Ole is a club legend, but he needs to go, and this is still oceans away from what United’s biggest problem is.

So what is the official party line in regards to a plan moving forward?

“For me we do have a way of doing things,” Solskjaer said today about the club’s current agenda of signing young, promising players and staying patient.

“Of course you can see other teams have done well. You can see Jurgen [Klopp] has spent four years building his team and they’re doing well now, so of course I’ve said it so many times, it’s not going to be a quick fix.”

“It’s not going to be eight players in, or 10 players in, in one transfer window. We’ve had one transfer window, a proper one, in the summer, because Januarys are difficult, but we are still trying to do something now.”

Yes, it is true that we’re starting to see some kind of identity now in the transfer market- signing young English internationals. Harry Maguire, Aaron Wan-Bissaka and Daniel James are three examples, and yes, they are trying to feature and develop their youth, like Brandon Williams and Mason Greenwood too.

However, it’s just not working because you still have a roster made of players that were acquired under different managers for the purpose of playing the style that the manager at that time preferred. Thus, the roster is disjointed and uneven.

ole gunnar solskjaer

Instead they find a true Football Director, or as some clubs would call it, a Technical Director. They have supposedly been looking to do this for over a year. The fact that nothing has happened on this front conveys they don’t seem to be all too serious about it.

This isn’t anything that other people have already said; many times. Ed Woodward, the club’s CEO, is the problem, because he just has too much power. Again this is not a revolutionary idea, it’s something that we’ve even said before, many times. When you have an investment banker making football decisions, this is what you get.

He’s brilliant for the sponsorship, partnership and branding side of things, but he needs to stay in that lane. The Glazers need to let someone else build a roster, forge a legitimate identity and build around and recruit to that identity.

The Glazers just don’t seem to care about that idea though. Not while the club still keeps raking in the cash anyway.

joel glazer

Although United have done nothing this window, and their last summer window of the Jose Mourinho era was laughably bad, they have still spent a lot of money. It’s just been wasteful spending. And there is no escape from this mediocrity, until they figure this less-than-groundbreaking idea out.

Other media pundits put forth these same talking points all the time. Other clubs actually execute this plan as they lay the foundation for a rebuild.

The Chicago Fire FC of Major League Soccer put this same plan into action this offseason.

They moved General Manager Nelson Rodriguez into a role that keeps him focused on the business and commercial side of things. Then they hired Georg Heitz as Sporting Director.

While at FC Basel, Heitz identified and developed numerous top players in collaboration with the club’s scouting and technical staff, including Mohamed Salah (Liverpool), Xherdan Shaqiri (Liverpool) and Granit Xhaka (Arsenal). The Fire then brought in Heitz’s countryman, Raphael Wicky, to be the new head coach.

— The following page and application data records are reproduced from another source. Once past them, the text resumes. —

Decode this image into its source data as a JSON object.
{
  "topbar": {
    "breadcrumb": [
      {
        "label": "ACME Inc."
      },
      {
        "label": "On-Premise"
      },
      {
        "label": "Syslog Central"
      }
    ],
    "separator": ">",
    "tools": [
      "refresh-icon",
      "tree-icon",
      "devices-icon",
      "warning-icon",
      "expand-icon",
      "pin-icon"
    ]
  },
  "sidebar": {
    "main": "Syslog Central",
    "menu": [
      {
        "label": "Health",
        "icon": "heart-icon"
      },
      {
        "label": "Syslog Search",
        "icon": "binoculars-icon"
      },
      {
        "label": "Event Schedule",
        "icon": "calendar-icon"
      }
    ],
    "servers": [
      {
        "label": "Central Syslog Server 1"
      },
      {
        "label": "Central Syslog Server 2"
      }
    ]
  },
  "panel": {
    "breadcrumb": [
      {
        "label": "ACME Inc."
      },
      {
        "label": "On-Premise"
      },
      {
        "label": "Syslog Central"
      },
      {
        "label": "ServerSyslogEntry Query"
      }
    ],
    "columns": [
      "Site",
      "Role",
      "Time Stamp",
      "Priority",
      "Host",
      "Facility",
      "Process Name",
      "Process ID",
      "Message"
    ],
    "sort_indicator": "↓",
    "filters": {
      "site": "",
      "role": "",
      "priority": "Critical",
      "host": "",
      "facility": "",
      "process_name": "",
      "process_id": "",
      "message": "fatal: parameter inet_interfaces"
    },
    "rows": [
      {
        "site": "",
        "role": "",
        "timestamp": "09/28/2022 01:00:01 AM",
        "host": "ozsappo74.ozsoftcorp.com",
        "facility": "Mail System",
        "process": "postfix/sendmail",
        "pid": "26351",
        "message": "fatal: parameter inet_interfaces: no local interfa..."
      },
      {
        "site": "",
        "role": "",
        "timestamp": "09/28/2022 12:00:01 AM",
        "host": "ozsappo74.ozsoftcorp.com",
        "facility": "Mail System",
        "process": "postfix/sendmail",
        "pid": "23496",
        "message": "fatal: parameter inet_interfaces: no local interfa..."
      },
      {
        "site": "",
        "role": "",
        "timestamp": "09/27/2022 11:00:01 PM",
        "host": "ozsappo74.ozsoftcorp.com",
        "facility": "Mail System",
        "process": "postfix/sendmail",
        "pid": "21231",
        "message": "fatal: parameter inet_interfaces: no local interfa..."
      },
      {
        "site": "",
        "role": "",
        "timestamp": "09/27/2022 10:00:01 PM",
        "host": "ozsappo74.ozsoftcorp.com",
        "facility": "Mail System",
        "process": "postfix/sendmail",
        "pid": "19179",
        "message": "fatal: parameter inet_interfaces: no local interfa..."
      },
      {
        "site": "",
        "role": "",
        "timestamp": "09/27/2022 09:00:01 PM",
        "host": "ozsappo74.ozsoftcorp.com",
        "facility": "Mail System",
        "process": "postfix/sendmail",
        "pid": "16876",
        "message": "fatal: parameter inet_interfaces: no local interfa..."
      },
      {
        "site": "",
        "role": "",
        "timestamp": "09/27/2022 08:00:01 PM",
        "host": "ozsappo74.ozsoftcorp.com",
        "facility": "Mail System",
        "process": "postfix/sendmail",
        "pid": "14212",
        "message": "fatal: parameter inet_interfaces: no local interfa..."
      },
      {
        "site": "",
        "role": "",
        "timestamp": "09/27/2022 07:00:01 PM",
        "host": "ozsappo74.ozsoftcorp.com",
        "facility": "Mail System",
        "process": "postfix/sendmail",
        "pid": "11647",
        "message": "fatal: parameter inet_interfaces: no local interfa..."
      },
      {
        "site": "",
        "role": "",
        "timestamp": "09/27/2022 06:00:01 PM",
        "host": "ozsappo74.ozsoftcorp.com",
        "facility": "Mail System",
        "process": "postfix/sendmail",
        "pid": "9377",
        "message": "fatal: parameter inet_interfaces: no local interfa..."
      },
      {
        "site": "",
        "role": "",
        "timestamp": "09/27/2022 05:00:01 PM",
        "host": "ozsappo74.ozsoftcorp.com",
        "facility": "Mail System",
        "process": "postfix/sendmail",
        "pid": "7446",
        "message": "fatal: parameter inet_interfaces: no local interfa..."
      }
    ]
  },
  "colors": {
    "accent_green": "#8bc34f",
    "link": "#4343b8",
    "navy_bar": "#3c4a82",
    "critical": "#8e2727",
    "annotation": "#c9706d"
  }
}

The Fire’s journey is just beginning, and we’ll see how it goes, but hey, at least it’s a well-defined, logical on paper kind of plan.

Paul M. Banks runs The Sports Bank.net, which is partnered with News NowBanks, the author of “No,  I Can’t Get You Free Tickets: Lessons Learned From a Life in the Sports Media Industry,” regularly appears on WGN CLTV and co-hosts the “Let’s Get Weird, Sports” podcast on SB Nation

You can follow Banks, a former writer for NBC Chicago.com and Chicago Tribune.com on Twitter here and his cat on Instagram at this link.

Powered by

Comments

  1. Solskjaer is telling us to look at Klopp. The idiot! He’s not fit to kiss Klopp’s behind. All we hear are excuses and platitudes. Man up, Ole! Be honest, admit the job is way beyond you and ride off into the sunset instead of stealing a wage and depriving millions of frustrated Man U fans tearing their hair out to see how far we have fallen. You want more time? Go suck eggs, you moron.

Speak Your Mind